## TASK GOAL
Work through the data below line by line and say how many lines hold "value"; give only the number.

Component data from apps and pages
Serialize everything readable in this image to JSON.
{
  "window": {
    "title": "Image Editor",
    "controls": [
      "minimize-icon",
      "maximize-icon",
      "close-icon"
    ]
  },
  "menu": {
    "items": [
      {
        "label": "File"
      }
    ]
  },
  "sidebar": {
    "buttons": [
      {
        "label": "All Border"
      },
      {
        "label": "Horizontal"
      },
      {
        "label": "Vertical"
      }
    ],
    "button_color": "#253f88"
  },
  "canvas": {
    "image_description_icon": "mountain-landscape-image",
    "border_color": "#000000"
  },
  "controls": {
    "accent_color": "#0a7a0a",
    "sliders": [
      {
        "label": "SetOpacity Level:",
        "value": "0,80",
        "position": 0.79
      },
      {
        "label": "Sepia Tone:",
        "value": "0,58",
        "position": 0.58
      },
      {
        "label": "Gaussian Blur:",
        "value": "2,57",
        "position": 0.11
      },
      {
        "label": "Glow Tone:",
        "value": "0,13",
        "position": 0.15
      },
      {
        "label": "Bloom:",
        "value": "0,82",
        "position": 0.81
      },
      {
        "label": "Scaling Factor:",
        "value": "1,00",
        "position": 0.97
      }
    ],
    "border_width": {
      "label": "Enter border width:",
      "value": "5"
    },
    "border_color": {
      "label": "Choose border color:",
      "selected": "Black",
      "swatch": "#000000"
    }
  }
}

## WORKED SOLUTION
7